Assigned task: A word-for-word restatement of the full listing is required.
Data section below:
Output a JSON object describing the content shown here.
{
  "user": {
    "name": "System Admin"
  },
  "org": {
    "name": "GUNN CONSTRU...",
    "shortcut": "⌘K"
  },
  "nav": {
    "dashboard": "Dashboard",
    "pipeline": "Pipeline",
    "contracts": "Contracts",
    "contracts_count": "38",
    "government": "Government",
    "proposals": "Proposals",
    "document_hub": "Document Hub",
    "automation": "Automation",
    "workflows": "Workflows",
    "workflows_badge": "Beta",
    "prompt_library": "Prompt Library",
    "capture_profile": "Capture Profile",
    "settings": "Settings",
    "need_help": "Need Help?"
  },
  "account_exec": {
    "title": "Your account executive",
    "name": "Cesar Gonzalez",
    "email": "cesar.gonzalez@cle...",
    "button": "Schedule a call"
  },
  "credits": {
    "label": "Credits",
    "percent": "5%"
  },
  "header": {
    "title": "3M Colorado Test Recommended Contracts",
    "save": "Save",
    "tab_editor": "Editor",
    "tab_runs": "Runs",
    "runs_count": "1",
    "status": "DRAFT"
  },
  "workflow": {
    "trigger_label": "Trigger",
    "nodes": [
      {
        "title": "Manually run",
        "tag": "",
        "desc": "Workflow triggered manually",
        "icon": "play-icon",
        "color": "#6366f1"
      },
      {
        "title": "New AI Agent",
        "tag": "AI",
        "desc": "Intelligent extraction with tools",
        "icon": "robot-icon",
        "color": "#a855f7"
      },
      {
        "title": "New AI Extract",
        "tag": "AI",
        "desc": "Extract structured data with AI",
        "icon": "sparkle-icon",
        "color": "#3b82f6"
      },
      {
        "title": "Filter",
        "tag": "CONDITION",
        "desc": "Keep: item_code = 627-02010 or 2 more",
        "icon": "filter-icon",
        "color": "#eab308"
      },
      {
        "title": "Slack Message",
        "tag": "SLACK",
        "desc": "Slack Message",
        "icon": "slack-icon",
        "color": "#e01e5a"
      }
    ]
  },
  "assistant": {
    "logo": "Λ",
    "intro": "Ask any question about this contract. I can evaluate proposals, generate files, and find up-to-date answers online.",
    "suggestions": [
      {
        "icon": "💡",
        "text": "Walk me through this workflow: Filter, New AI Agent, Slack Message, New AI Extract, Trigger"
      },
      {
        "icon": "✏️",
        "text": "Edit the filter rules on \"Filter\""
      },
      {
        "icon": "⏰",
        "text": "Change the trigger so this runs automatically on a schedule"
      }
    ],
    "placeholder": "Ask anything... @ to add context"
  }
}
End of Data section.
Solution for this task:
Output a JSON object describing the content shown here.
{
  "user": {
    "name": "System Admin"
  },
  "org": {
    "name": "GUNN CONSTRU...",
    "shortcut": "⌘K"
  },
  "nav": {
    "dashboard": "Dashboard",
    "pipeline": "Pipeline",
    "contracts": "Contracts",
    "contracts_count": "38",
    "government": "Government",
    "proposals": "Proposals",
    "document_hub": "Document Hub",
    "automation": "Automation",
    "workflows": "Workflows",
    "workflows_badge": "Beta",
    "prompt_library": "Prompt Library",
    "capture_profile": "Capture Profile",
    "settings": "Settings",
    "need_help": "Need Help?"
  },
  "account_exec": {
    "title": "Your account executive",
    "name": "Cesar Gonzalez",
    "email": "cesar.gonzalez@cle...",
    "button": "Schedule a call"
  },
  "credits": {
    "label": "Credits",
    "percent": "5%"
  },
  "header": {
    "title": "3M Colorado Test Recommended Contracts",
    "save": "Save",
    "tab_editor": "Editor",
    "tab_runs": "Runs",
    "runs_count": "1",
    "status": "DRAFT"
  },
  "workflow": {
    "trigger_label": "Trigger",
    "nodes": [
      {
        "title": "Manually run",
        "tag": "",
        "desc": "Workflow triggered manually",
        "icon": "play-icon",
        "color": "#6366f1"
      },
      {
        "title": "New AI Agent",
        "tag": "AI",
        "desc": "Intelligent extraction with tools",
        "icon": "robot-icon",
        "color": "#a855f7"
      },
      {
        "title": "New AI Extract",
        "tag": "AI",
        "desc": "Extract structured data with AI",
        "icon": "sparkle-icon",
        "color": "#3b82f6"
      },
      {
        "title": "Filter",
        "tag": "CONDITION",
        "desc": "Keep: item_code = 627-02010 or 2 more",
        "icon": "filter-icon",
        "color": "#eab308"
      },
      {
        "title": "Slack Message",
        "tag": "SLACK",
        "desc": "Slack Message",
        "icon": "slack-icon",
        "color": "#e01e5a"
      }
    ]
  },
  "assistant": {
    "logo": "Λ",
    "intro": "Ask any question about this contract. I can evaluate proposals, generate files, and find up-to-date answers online.",
    "suggestions": [
      {
        "icon": "💡",
        "text": "Walk me through this workflow: Filter, New AI Agent, Slack Message, New AI Extract, Trigger"
      },
      {
        "icon": "✏️",
        "text": "Edit the filter rules on \"Filter\""
      },
      {
        "icon": "⏰",
        "text": "Change the trigger so this runs automatically on a schedule"
      }
    ],
    "placeholder": "Ask anything... @ to add context"
  }
}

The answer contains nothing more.